CableWifi really is a consortium, T-W customers can use Comcast's
hotspots and vice versa.

Suboptimal is an understatement. How they are placed around Kansas City,
they are self interfering, unable to hear the clients, and in places that
make no sense (outside of a rural house where the next house is a 1/2 mile
away). I can usually see 5+ of them all on the same 5.8Ghz channel.

You can learn more at http://wifi.xfinity.com/. There are more than 8M hotspots around the country today and we're doing more and more outdoor / public area WiFi hotspots. In my area (Philadelphia) I hit them all along the route that my commuter train takes, so it's convenient.

The XFINITY SSID is new and uses WPA2 IIRC.

The guys copied (Ken and Corey) are good contacts for any direct questions about Comcast's WiFi network.

As an aside, it does not look like UVM is covered yet but we expanded our free college streaming service this Fall and on campuses that have Xfinity WiFi, it would presumably help students stream from more places (see http://corporate.comcast.com/comcast-voices/xfinity-on-campus-expands-comcast-now-brings-streaming-tv-to-24-colleges-and-universities).

- Jason

Sabotaging how?

- Jason

On 9/9/15, 10:20 PM, "NANOG on behalf of Hunter Fuller"

If you run across any you think are terribly placed, feel free to email
Corey and Ken with the location and your thoughts on better placement.

- Jason

On 9/9/15, 10:31 PM, "NANOG on behalf of Mike Hammett"

5 GHz noise levels affecting people whose primary means of Internet access is via fixed wireless .

And how do you propose we solve this?

Use 2GHz instead of 5GHz for the outdoor WiFi plants?

So we should limit our public use of the 5ghz spectrum so that others can
use it? How about we use licensed spectrum for fixed wireless services.

It's come full circle!

Stay out of 5.9 GHz and I'm happy :slight_smile:

I've seen some of the Part 15 links we have here lose SNR as the prevalence of
5.8 GHz radios grows. We've been moving a few links to the 3.3-3.5 GHz band
where we can (and don't have to pay a climber).

This is a huge deal for those people like myself that depend on fixed wireless for access at home because there is no broadband available despite incentives given by cities and states and the federal government.

The local WISPs are good at coordinating access in these ISM bands amongst themselves but when someone appears with a SSID without doing a peek at the spectrum (note: not a site survey, but actual spectrum view w/ waterfall, as site survey only checks for the channel width that the client radio is configured for, not al the 10, 15, 8, 30mhz wide variants).

It’s just poor practice to show up and break something else because you can’t be bothered to notice the interference or noise floor you created.
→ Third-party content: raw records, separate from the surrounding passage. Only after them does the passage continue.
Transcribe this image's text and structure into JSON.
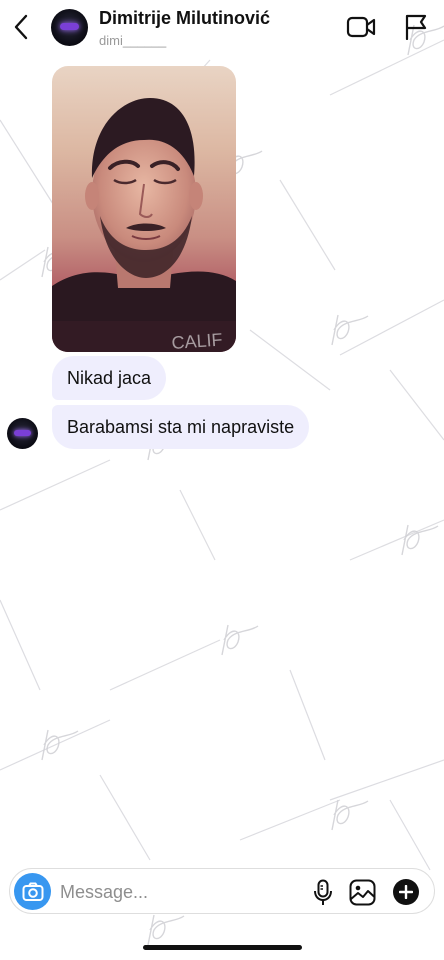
{
  "header": {
    "name": "Dimitrije Milutinović",
    "username": "dimi______",
    "icons": {
      "back": "chevron-left-icon",
      "video": "video-camera-icon",
      "flag": "flag-icon"
    }
  },
  "messages": [
    {
      "type": "photo",
      "description_icon": "photo-message"
    },
    {
      "type": "text",
      "text": "Nikad jaca"
    },
    {
      "type": "text",
      "text": "Barabamsi sta mi napraviste"
    }
  ],
  "composer": {
    "placeholder": "Message...",
    "icons": {
      "camera": "camera-icon",
      "mic": "microphone-icon",
      "gallery": "image-icon",
      "plus": "plus-icon"
    }
  },
  "colors": {
    "bubble": "#efeefd",
    "camera_button": "#3897f0",
    "watermark": "#cfcfd4"
  }
}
I suspect the hardware that Comcast is using doesn’t notice this interference or adjacent channel issues. With the FCC aiming to let cell carriers also clog the 5ghz ISM band it’s only going to get worse.

- Jared

If it were truly free and open access I’d be more tolerant of them stomping on my signal, but you have to be a CableCo customer in order to use it. The truly sucky thing about TWC’s deployment is that they are also installing it in restaurants, bars, and similar venues—sometimes displacing the open access setup that was already there. They conveniently forget to tell the owner/manager that it’s not really free access.

(Who spent many hours helping restaurants, bars, and similar venues in the Austin area set up guest wireless networks.)

This sounds like a hypothetical complaint, AFAIK none of the members of the
CableWiFi consortium are deploying APs outside of their footprint. Since
most of the APs use a cable modem for their backhaul it's not really
feasible to be without at least one broadband option (the cable MSO) and be
impaired by the CableWiFi APs.

Now, there is one potential exception to this I'm aware of which is
Comcast's Xfinity on Campus service, but I'd expect the number of colleges
they're servicing that aren't already getting cable broadband service to
approach zero.



Having said all of that, I'd agree that a good radio resource management
approach would benefit all of us, including the CableWiFi guys.


Scott Helms
Vice President of Technology
(678) 507-5000